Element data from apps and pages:
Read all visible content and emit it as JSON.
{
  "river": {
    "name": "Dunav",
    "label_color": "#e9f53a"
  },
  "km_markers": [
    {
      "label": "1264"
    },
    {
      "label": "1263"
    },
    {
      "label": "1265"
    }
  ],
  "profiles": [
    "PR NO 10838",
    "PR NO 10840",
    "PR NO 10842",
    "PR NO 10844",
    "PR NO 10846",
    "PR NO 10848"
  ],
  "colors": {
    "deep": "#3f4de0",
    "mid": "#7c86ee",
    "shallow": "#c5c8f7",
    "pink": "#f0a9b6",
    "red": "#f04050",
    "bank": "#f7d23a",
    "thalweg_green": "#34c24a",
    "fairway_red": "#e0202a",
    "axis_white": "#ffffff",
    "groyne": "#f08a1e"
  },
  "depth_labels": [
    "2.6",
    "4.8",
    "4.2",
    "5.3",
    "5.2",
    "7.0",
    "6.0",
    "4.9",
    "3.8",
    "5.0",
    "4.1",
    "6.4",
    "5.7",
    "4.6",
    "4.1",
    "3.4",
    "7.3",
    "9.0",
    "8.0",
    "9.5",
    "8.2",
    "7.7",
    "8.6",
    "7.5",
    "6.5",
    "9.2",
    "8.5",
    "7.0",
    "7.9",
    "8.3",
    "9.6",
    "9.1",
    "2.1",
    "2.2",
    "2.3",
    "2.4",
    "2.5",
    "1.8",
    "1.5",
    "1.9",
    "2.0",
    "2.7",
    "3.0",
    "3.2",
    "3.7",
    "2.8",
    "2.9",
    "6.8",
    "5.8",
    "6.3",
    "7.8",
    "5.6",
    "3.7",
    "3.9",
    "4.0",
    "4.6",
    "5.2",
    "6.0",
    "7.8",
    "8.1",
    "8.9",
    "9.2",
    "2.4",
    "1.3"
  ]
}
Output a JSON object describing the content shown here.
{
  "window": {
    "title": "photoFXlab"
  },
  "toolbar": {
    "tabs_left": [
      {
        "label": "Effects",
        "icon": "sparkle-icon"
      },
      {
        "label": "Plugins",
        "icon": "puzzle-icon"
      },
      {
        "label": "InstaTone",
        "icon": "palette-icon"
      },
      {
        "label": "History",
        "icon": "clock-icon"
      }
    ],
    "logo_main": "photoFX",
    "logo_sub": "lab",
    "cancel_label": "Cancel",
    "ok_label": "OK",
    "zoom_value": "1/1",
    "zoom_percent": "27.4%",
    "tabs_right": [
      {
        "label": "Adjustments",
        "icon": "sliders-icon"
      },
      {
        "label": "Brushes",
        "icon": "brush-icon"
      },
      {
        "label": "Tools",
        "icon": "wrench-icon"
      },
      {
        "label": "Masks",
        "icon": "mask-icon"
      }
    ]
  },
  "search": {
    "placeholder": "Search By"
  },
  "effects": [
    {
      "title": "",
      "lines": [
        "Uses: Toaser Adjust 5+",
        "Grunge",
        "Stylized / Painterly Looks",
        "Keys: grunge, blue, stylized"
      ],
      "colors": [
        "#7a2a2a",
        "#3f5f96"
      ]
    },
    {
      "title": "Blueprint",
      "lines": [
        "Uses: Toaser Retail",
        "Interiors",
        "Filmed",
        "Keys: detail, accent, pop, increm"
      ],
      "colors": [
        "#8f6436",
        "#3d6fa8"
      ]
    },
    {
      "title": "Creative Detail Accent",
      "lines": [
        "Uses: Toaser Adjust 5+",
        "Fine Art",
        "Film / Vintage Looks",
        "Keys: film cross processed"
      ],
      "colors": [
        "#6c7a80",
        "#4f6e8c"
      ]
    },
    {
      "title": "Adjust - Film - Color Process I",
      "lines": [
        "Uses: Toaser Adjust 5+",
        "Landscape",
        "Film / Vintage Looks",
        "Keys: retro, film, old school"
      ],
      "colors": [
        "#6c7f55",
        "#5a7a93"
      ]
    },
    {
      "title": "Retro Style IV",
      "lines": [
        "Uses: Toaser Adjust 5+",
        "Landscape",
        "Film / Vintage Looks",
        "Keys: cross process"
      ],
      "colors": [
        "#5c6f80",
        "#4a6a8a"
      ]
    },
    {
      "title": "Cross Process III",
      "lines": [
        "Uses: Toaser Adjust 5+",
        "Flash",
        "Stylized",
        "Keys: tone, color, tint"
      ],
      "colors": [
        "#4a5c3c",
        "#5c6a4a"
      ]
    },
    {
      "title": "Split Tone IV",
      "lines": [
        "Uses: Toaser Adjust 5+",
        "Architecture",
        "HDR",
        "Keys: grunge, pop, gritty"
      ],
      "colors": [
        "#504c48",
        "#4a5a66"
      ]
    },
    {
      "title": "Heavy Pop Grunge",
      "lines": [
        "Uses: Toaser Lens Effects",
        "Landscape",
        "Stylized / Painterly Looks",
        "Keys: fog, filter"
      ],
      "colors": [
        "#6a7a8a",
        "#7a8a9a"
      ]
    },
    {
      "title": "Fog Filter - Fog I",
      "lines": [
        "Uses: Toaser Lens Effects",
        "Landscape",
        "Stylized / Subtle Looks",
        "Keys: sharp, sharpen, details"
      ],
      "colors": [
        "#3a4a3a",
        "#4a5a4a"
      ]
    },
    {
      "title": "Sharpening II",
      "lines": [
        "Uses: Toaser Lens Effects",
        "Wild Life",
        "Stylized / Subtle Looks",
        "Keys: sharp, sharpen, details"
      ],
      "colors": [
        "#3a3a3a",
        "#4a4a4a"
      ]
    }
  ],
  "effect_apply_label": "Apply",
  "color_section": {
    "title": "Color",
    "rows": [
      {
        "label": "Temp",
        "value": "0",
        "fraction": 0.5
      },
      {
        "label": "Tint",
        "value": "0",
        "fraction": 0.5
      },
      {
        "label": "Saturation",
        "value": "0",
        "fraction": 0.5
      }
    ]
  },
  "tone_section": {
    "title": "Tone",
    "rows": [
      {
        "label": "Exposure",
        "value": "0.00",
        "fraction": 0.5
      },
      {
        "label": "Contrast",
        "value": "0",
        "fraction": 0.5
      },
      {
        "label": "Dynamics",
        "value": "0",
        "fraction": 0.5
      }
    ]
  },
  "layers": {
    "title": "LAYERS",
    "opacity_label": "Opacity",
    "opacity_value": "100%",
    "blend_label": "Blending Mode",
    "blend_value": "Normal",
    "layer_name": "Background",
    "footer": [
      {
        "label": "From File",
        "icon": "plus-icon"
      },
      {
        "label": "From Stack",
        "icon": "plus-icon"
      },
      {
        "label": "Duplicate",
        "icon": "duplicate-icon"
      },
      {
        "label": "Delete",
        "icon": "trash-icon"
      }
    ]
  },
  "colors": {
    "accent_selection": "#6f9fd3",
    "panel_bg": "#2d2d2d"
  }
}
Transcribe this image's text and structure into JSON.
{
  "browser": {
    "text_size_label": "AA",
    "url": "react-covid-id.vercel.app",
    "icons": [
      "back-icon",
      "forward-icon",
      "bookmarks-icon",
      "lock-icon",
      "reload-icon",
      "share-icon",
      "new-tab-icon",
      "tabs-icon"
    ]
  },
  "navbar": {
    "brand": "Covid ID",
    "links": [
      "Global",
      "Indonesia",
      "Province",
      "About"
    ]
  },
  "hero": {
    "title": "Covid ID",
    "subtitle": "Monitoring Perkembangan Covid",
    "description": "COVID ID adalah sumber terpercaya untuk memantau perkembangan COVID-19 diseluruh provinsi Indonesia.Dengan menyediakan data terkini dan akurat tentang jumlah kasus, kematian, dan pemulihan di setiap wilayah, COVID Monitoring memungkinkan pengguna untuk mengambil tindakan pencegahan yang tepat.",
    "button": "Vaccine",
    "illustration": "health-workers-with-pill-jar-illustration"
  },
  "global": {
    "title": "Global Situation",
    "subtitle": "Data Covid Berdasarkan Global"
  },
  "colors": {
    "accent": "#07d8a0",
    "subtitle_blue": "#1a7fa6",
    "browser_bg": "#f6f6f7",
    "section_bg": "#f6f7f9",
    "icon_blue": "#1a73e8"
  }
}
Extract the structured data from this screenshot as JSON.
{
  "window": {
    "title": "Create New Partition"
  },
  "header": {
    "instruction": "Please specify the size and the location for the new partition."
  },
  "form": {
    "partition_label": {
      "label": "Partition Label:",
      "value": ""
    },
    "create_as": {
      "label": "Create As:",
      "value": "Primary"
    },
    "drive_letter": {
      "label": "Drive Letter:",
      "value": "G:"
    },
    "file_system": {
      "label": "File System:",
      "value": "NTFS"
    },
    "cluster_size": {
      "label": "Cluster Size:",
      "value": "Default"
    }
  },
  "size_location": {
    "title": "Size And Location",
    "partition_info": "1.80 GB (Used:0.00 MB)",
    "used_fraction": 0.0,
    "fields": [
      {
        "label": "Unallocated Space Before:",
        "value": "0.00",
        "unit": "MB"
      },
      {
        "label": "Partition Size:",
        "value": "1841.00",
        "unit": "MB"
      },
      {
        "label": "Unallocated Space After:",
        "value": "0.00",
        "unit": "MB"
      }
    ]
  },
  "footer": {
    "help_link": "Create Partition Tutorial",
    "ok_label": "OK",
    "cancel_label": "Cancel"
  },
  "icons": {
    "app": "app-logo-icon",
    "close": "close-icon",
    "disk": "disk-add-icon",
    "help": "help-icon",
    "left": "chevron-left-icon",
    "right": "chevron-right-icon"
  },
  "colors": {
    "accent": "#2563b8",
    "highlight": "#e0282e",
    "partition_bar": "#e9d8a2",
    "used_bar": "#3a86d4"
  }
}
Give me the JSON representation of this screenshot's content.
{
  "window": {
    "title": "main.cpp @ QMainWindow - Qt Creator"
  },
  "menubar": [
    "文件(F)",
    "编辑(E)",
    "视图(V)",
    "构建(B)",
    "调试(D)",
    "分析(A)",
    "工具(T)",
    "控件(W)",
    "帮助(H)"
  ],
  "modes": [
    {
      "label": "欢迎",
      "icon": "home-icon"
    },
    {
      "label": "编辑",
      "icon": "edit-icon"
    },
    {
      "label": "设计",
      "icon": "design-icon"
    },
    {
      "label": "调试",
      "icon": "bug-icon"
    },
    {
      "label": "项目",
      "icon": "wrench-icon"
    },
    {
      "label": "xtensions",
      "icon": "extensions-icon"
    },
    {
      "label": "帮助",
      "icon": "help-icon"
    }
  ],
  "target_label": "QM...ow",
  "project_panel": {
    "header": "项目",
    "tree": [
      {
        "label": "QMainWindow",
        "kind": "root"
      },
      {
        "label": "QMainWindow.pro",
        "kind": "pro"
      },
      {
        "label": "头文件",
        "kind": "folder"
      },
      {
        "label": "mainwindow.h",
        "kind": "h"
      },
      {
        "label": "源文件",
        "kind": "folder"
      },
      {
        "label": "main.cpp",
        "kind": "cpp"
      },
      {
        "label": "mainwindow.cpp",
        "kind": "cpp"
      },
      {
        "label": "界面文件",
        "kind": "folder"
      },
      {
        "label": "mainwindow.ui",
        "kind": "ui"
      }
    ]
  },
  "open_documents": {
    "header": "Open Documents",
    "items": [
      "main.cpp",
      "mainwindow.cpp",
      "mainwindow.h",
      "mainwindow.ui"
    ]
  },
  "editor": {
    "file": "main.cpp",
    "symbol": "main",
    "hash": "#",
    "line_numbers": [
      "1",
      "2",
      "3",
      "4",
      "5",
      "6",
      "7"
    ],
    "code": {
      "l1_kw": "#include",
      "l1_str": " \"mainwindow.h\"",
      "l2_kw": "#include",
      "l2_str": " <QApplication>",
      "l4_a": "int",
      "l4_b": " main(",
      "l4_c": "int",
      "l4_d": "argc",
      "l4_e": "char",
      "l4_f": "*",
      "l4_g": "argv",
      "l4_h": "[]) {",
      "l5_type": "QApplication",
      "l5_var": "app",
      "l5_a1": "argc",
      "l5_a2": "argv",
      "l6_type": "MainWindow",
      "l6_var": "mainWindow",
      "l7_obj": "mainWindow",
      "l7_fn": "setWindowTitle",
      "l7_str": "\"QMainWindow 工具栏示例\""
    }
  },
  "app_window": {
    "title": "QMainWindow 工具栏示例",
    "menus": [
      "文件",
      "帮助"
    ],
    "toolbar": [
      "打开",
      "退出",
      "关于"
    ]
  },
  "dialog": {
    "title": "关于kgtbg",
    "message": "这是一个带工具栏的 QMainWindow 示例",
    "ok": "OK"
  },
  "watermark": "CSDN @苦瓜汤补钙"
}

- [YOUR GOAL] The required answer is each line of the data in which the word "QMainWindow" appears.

- [RESPONSE BOX]
    "title": "main.cpp @ QMainWindow - Qt Creator"
        "label": "QMainWindow",
        "label": "QMainWindow.pro",
      "l7_str": "\"QMainWindow 工具栏示例\""
    "title": "QMainWindow 工具栏示例",
    "message": "这是一个带工具栏的 QMainWindow 示例",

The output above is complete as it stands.